10. Reduce Stress: Not only can stress trigger emotional eating, it can impede weight loss. That’s because when you’re stressed  your body releases cortisol, the “stress hormone”—and cortisol can cause your body to store fat. In addition to reducing the stressors in your life, it’s important to release stress through exercise, T’ai Chi, meditation or yoga. Taking ashwagandha can also help to reduce stress and support weight loss.

11. Enlist the Help of Others: Losing weight can be a very lonely proposition. For my patients with heart disease who needed to change what they eat, I always asked the spouse to follow the same healthy weight-loss weight loss tips because it's good for them, too. That way the patient is more apt to stick with the new diet and lifestyle changes. A friend or family member who wants to improve their eating habits can also be a good partner for your weight loss efforts.

12. Avoid the Takeout Trap: When you’re busy, it can be tempting to hit the drive-through rather than cooking dinner. But fast food, and even packaged “grab and go” meals from the grocery store, can be filled with extra calories, salt, and trans fats which aren’t good for your health or losing weight. Instead, use these 10 secrets for putting a heart-healthy meal on the table when you’re short on time.

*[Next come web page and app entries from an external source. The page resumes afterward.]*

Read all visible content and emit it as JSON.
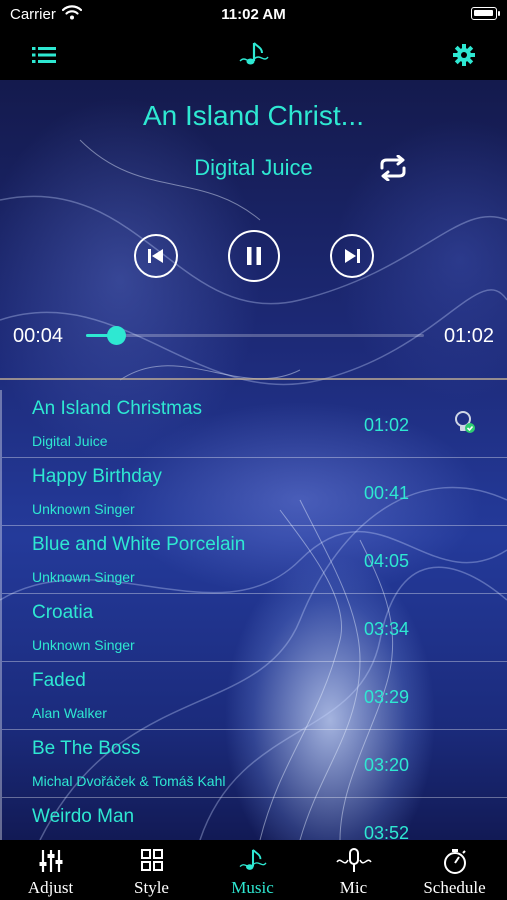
{
  "status_bar": {
    "carrier": "Carrier",
    "time": "11:02 AM"
  },
  "nav": {
    "left_icon": "list-icon",
    "center_icon": "music-note-icon",
    "right_icon": "gear-icon"
  },
  "colors": {
    "accent": "#2ee8d2",
    "background": "#000000"
  },
  "now_playing": {
    "title": "An Island Christ...",
    "artist": "Digital Juice",
    "elapsed": "00:04",
    "total": "01:02",
    "progress": 0.09
  },
  "playlist": [
    {
      "title": "An Island Christmas",
      "artist": "Digital Juice",
      "duration": "01:02",
      "playing": true
    },
    {
      "title": "Happy Birthday",
      "artist": "Unknown Singer",
      "duration": "00:41"
    },
    {
      "title": "Blue and White Porcelain",
      "artist": "Unknown Singer",
      "duration": "04:05"
    },
    {
      "title": "Croatia",
      "artist": "Unknown Singer",
      "duration": "03:34"
    },
    {
      "title": "Faded",
      "artist": "Alan Walker",
      "duration": "03:29"
    },
    {
      "title": "Be The Boss",
      "artist": "Michal Dvořáček & Tomáš Kahl",
      "duration": "03:20"
    },
    {
      "title": "Weirdo Man",
      "artist": "",
      "duration": "03:52"
    }
  ],
  "tabs": [
    {
      "label": "Adjust",
      "icon": "sliders-icon"
    },
    {
      "label": "Style",
      "icon": "grid-icon"
    },
    {
      "label": "Music",
      "icon": "music-note-icon",
      "active": true
    },
    {
      "label": "Mic",
      "icon": "microphone-icon"
    },
    {
      "label": "Schedule",
      "icon": "timer-icon"
    }
  ]
}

13. Serve Your Meals "Restaurant Style": When we are served our meals family style, with large serving dishes placed on the dining table so that everyone can help themselves, we tend to eat more. Instead, prepare your plate at the stove and sit down to a single serving of food. If you're truly hungry, you can always go back for seconds.

14. Get More Sleep: Many studies have found that there's a strong link between sleep and weight control. More specifically, sleep deprivation causes real problems for those trying to lose weight. A lack of sleep reduces your leptin levels, the chemical that controls satiety after your eat. Too little sleep also triggers the release of the "hunger chemical" ghrelin, which stimulates your appetite. That's why after a late night out you can find yourself feeling extra hungry the next day.

Also, avoid any weight loss diet that promises quick results, since it probably requires tight calorie restrictions. When you severely restrict your food intake, you tend to throw off your thermoregulatory system. Your metabolism gets confused and you wind up with a rebound weight gain. In fact, studies have shown that more than 95 percent of people who follow "quick fix" diets gain even more weight after they stop dieting.

Dr. Stephen Sinatra

Meet Dr. Stephen Sinatra

Dr. Stephen Sinatra is a highly respected and sought-after cardiologist and nutritionist with more than 30 years of clinical practice, research, and study. His integrative approach to heart health focuses on reducing inflammation in the body and maximizing the heart's ability to produce and use energy.

More About Dr. Stephen Sinatra